There was a question about the work in the courses getting in the way of ‘meaty’ research. Not much to say or do about this. Honours is not only research, largely because historically this leads to poor outcomes (low retention rate, and feelings of isolation) as students end up only working on individual research topics (this is currently a major issue with our PhD students because all they do is their individual research). We also want our honours program to provide students with knowledge relevant to media and communications, hence the communication futures subject. We want themed labs to a) address the social/collegiate qualities of research practice and culture (which they have historically done extremely well and other honours programs regularly ask how we do it), b) to have the experience of being taught and learning about a reasonably narrow specialist topic from an active researcher in that area. In the past honours had additional coursework in semester 2. The current honours has moved all major coursework to semester one to provide time for ‘meaty’ research, as in semester 2 all you do is your research (and through the mid year break as well). With 12 hours per week available in semester one (we more or less treat a credit point as an hour of time), and 48 hours available in semester two, there is plenty of time to do meaty research – historically the issue is not that the time is not available, but that students choose not to spend it in this way.
A good point about honours research topics, where students are told they don’t need one to apply but then in the honours orientation workshop we wanted you to write one to help with the shuffling you to research groups and supervisors. It was pointed out that if you were asked to bring ideas about possible research topics to the orientation workshop this could be avoided. That’s a great point and if we do the same process in 2016 that is what we’ll do. (This year was the first year we allocated supervisors in this way, and obviously there are kinks that need to be ironed out. However, I think finding supervisors for everyone has been the simplest and most effective for everyone we’ve had. Particularly for new students to the school and also finding supervisors who may be outside of your undergraduate course – there is a lot of expertise in the school and so your supervisor might not be someone who has taught you before, so the issue then is how as a student can you know who might supervise. This is one of the problems we are trying to address in how we did it this year.)

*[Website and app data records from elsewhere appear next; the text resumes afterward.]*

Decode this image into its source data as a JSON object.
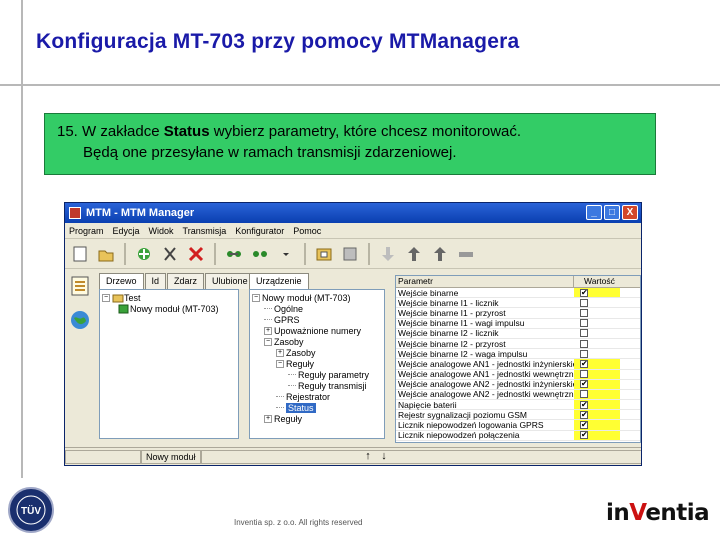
{
  "slide": {
    "title": "Konfiguracja MT-703 przy pomocy MTManagera",
    "instruction_line1_prefix": "15. W zakładce ",
    "instruction_line1_bold": "Status",
    "instruction_line1_suffix": " wybierz parametry, które chcesz monitorować.",
    "instruction_line2": "Będą one przesyłane w ramach transmisji zdarzeniowej.",
    "footer": "Inventia sp. z o.o. All rights reserved"
  },
  "window": {
    "title": "MTM - MTM Manager",
    "buttons": {
      "minimize": "_",
      "maximize": "□",
      "close": "X"
    },
    "menu": [
      "Program",
      "Edycja",
      "Widok",
      "Transmisja",
      "Konfigurator",
      "Pomoc"
    ]
  },
  "left_tabs": [
    "Drzewo",
    "Id",
    "Zdarz",
    "Ulubione"
  ],
  "left_tree": [
    {
      "label": "Test",
      "level": 0,
      "prefix": "−"
    },
    {
      "label": "Nowy moduł (MT-703)",
      "level": 1,
      "prefix": ""
    }
  ],
  "right_tab": "Urządzenie",
  "device_tree": [
    {
      "label": "Nowy moduł (MT-703)",
      "level": 0,
      "prefix": "−",
      "selected": false
    },
    {
      "label": "Ogólne",
      "level": 1,
      "prefix": "",
      "selected": false
    },
    {
      "label": "GPRS",
      "level": 1,
      "prefix": "",
      "selected": false
    },
    {
      "label": "Upoważnione numery",
      "level": 1,
      "prefix": "+",
      "selected": false
    },
    {
      "label": "Zasoby",
      "level": 1,
      "prefix": "−",
      "selected": false
    },
    {
      "label": "Zasoby",
      "level": 2,
      "prefix": "+",
      "selected": false
    },
    {
      "label": "Reguły",
      "level": 2,
      "prefix": "−",
      "selected": false
    },
    {
      "label": "Reguły parametry",
      "level": 3,
      "prefix": "",
      "selected": false
    },
    {
      "label": "Reguły transmisji",
      "level": 3,
      "prefix": "",
      "selected": false
    },
    {
      "label": "Rejestrator",
      "level": 2,
      "prefix": "",
      "selected": false
    },
    {
      "label": "Status",
      "level": 2,
      "prefix": "",
      "selected": true
    },
    {
      "label": "Reguły",
      "level": 1,
      "prefix": "+",
      "selected": false
    }
  ],
  "grid": {
    "headers": [
      "Parametr",
      "Wartość"
    ],
    "rows": [
      {
        "name": "Wejście binarne",
        "checked": true,
        "highlight": true
      },
      {
        "name": "Wejście binarne I1 - licznik",
        "checked": false,
        "highlight": false
      },
      {
        "name": "Wejście binarne I1 - przyrost",
        "checked": false,
        "highlight": false
      },
      {
        "name": "Wejście binarne I1 - wagi impulsu",
        "checked": false,
        "highlight": false
      },
      {
        "name": "Wejście binarne I2 - licznik",
        "checked": false,
        "highlight": false
      },
      {
        "name": "Wejście binarne I2 - przyrost",
        "checked": false,
        "highlight": false
      },
      {
        "name": "Wejście binarne I2 - waga impulsu",
        "checked": false,
        "highlight": false
      },
      {
        "name": "Wejście analogowe AN1 - jednostki inżynierskie",
        "checked": true,
        "highlight": true
      },
      {
        "name": "Wejście analogowe AN1 - jednostki wewnętrzne",
        "checked": false,
        "highlight": true
      },
      {
        "name": "Wejście analogowe AN2 - jednostki inżynierskie",
        "checked": true,
        "highlight": true
      },
      {
        "name": "Wejście analogowe AN2 - jednostki wewnętrzne",
        "checked": false,
        "highlight": true
      },
      {
        "name": "Napięcie baterii",
        "checked": true,
        "highlight": true
      },
      {
        "name": "Rejestr sygnalizacji poziomu GSM",
        "checked": true,
        "highlight": true
      },
      {
        "name": "Licznik niepowodzeń logowania GPRS",
        "checked": true,
        "highlight": true
      },
      {
        "name": "Licznik niepowodzeń połączenia",
        "checked": true,
        "highlight": true
      }
    ]
  },
  "status": {
    "module": "Nowy moduł"
  },
  "brand": {
    "logo_left": "in",
    "logo_red": "V",
    "logo_right": "entia",
    "tuv": "TÜV"
  }
}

Lockers. We have not allocated lockers yet because we don’t know about moving to a new room, as if we are moved then we will not be using these lockers. I appreciate that it is frustrating having lockers there and them not being used. (The lockers were only installed in 2014 so they are a recent addition to honours.) One hold up here is that the staff member who manages our buildings and would know what is actually going on here has been on leave so information has been scarce. I am asking if there is a timeline for our move, and once I have an answer there what we do next will become clear. If we do move you will still have access to the current kitchen and printer in the PhD area. We won’t have lockers but the room will have swipe card access and be only honours and not a mixed room of PhD’s and honours and researchers.

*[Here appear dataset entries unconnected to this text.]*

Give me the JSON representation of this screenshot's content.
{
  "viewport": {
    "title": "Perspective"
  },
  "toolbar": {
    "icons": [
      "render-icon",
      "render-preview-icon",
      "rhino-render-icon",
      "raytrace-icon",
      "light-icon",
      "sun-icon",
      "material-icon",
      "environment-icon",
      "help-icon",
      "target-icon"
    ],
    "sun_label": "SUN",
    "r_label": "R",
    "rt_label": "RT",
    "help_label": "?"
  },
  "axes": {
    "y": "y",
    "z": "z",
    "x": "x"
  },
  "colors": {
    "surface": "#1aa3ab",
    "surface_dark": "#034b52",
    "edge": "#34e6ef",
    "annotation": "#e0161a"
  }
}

Over crowding at beginning of semester. Yes. Always is. Not a good answer perhaps but all the research shows that resourcing (eg quality of equipment and how crowded we are) runs a distant second to what gets described variously as a ‘community of practice’, ‘studio learning’, ‘academic collegiality’ and so on. this means I prefer to have a crowded room if that means the room is ours and we can do what we like in it, when we like, rather than teach in normal classrooms and have the timetable dictated to us, and we can’t rearrange the room, or leave things in there for use by classes. We usually begin honours with nearly 40, and by about now we are usually down to around 30. 30 is crowded but manageable, and that is pretty much where we are at.

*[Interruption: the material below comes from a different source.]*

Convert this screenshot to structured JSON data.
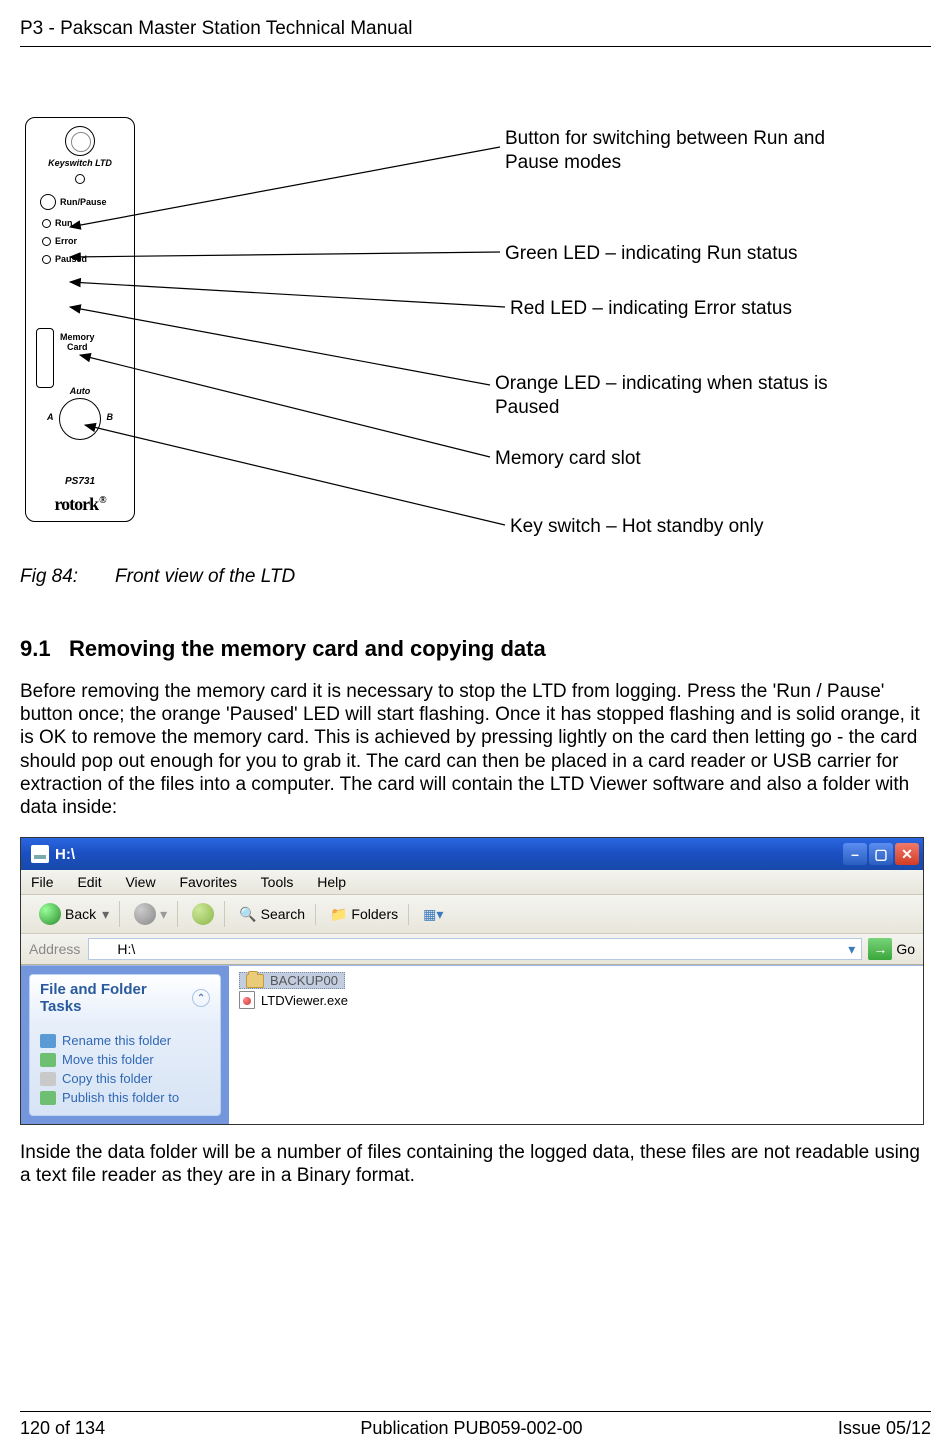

There was a question about assessment in media and communication futures, and I’ve asked Linda to make sure the assessment that I understand you’ve discussed is documented. I’ve also had meetings with Lisa from the critical play lab about the precursor. The precursor is a) something you define that combines the theme of the lab with your individual research, b) with feedback from the lab leader and the lab participants, c) they generally take the form of an artefact that lets you think differently about your work (and it is an artefact because having to make physical or concrete something forces us to think through what we are doing much more than just talking about it), d) they can be experimental, d) they can let you ‘test’ in a small way your research problem and method (so it might be a ‘slice’ of your research, some interviews if you think you’re doing interviews).
Was a very good meeting, so thanks for the input, questions, and suggestions.